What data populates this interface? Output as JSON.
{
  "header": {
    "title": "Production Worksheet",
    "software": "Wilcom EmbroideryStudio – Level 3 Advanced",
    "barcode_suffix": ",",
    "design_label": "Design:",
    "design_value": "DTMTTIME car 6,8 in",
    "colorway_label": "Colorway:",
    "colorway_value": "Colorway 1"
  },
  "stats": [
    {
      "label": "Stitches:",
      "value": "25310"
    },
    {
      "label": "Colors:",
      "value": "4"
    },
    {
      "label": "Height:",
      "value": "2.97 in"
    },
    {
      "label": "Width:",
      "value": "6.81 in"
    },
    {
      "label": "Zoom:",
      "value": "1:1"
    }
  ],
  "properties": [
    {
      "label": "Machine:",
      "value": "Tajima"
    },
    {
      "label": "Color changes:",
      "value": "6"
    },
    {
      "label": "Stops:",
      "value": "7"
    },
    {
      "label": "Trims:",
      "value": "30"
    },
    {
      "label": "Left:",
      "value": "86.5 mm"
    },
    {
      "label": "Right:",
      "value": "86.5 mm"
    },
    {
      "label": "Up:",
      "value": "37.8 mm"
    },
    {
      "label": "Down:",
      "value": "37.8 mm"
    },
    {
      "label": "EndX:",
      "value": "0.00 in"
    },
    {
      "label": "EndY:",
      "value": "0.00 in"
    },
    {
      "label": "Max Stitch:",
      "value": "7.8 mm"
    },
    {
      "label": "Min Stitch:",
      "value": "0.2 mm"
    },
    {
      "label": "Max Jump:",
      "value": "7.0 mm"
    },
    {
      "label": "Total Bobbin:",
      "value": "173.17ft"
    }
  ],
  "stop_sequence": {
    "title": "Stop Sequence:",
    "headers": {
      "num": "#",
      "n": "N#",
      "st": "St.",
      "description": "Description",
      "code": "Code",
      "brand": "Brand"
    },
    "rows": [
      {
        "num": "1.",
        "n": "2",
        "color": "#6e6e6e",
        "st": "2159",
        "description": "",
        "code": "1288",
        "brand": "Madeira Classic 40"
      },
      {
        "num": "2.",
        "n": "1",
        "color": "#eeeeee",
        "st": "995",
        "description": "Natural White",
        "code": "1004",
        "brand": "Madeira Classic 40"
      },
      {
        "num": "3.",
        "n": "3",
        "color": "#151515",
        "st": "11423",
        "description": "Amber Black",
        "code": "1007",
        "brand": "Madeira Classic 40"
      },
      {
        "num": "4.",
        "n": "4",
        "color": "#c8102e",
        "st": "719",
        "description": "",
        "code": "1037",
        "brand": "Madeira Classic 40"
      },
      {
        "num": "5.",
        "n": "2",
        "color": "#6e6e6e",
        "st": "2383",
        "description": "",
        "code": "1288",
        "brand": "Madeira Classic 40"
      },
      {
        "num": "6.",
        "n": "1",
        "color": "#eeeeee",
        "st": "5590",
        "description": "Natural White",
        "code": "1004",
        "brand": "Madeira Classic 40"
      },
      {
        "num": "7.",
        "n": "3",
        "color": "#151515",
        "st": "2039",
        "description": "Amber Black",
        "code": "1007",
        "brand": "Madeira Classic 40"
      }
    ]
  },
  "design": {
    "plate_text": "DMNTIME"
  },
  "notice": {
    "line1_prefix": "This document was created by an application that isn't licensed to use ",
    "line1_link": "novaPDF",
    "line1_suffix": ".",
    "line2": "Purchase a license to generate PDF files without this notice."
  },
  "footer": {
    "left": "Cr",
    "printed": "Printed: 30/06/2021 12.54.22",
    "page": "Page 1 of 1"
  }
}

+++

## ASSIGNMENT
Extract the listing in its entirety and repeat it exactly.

## SOLUTION TO THE EXERCISE
What data populates this interface? Output as JSON.
{
  "header": {
    "title": "Production Worksheet",
    "software": "Wilcom EmbroideryStudio – Level 3 Advanced",
    "barcode_suffix": ",",
    "design_label": "Design:",
    "design_value": "DTMTTIME car 6,8 in",
    "colorway_label": "Colorway:",
    "colorway_value": "Colorway 1"
  },
  "stats": [
    {
      "label": "Stitches:",
      "value": "25310"
    },
    {
      "label": "Colors:",
      "value": "4"
    },
    {
      "label": "Height:",
      "value": "2.97 in"
    },
    {
      "label": "Width:",
      "value": "6.81 in"
    },
    {
      "label": "Zoom:",
      "value": "1:1"
    }
  ],
  "properties": [
    {
      "label": "Machine:",
      "value": "Tajima"
    },
    {
      "label": "Color changes:",
      "value": "6"
    },
    {
      "label": "Stops:",
      "value": "7"
    },
    {
      "label": "Trims:",
      "value": "30"
    },
    {
      "label": "Left:",
      "value": "86.5 mm"
    },
    {
      "label": "Right:",
      "value": "86.5 mm"
    },
    {
      "label": "Up:",
      "value": "37.8 mm"
    },
    {
      "label": "Down:",
      "value": "37.8 mm"
    },
    {
      "label": "EndX:",
      "value": "0.00 in"
    },
    {
      "label": "EndY:",
      "value": "0.00 in"
    },
    {
      "label": "Max Stitch:",
      "value": "7.8 mm"
    },
    {
      "label": "Min Stitch:",
      "value": "0.2 mm"
    },
    {
      "label": "Max Jump:",
      "value": "7.0 mm"
    },
    {
      "label": "Total Bobbin:",
      "value": "173.17ft"
    }
  ],
  "stop_sequence": {
    "title": "Stop Sequence:",
    "headers": {
      "num": "#",
      "n": "N#",
      "st": "St.",
      "description": "Description",
      "code": "Code",
      "brand": "Brand"
    },
    "rows": [
      {
        "num": "1.",
        "n": "2",
        "color": "#6e6e6e",
        "st": "2159",
        "description": "",
        "code": "1288",
        "brand": "Madeira Classic 40"
      },
      {
        "num": "2.",
        "n": "1",
        "color": "#eeeeee",
        "st": "995",
        "description": "Natural White",
        "code": "1004",
        "brand": "Madeira Classic 40"
      },
      {
        "num": "3.",
        "n": "3",
        "color": "#151515",
        "st": "11423",
        "description": "Amber Black",
        "code": "1007",
        "brand": "Madeira Classic 40"
      },
      {
        "num": "4.",
        "n": "4",
        "color": "#c8102e",
        "st": "719",
        "description": "",
        "code": "1037",
        "brand": "Madeira Classic 40"
      },
      {
        "num": "5.",
        "n": "2",
        "color": "#6e6e6e",
        "st": "2383",
        "description": "",
        "code": "1288",
        "brand": "Madeira Classic 40"
      },
      {
        "num": "6.",
        "n": "1",
        "color": "#eeeeee",
        "st": "5590",
        "description": "Natural White",
        "code": "1004",
        "brand": "Madeira Classic 40"
      },
      {
        "num": "7.",
        "n": "3",
        "color": "#151515",
        "st": "2039",
        "description": "Amber Black",
        "code": "1007",
        "brand": "Madeira Classic 40"
      }
    ]
  },
  "design": {
    "plate_text": "DMNTIME"
  },
  "notice": {
    "line1_prefix": "This document was created by an application that isn't licensed to use ",
    "line1_link": "novaPDF",
    "line1_suffix": ".",
    "line2": "Purchase a license to generate PDF files without this notice."
  },
  "footer": {
    "left": "Cr",
    "printed": "Printed: 30/06/2021 12.54.22",
    "page": "Page 1 of 1"
  }
}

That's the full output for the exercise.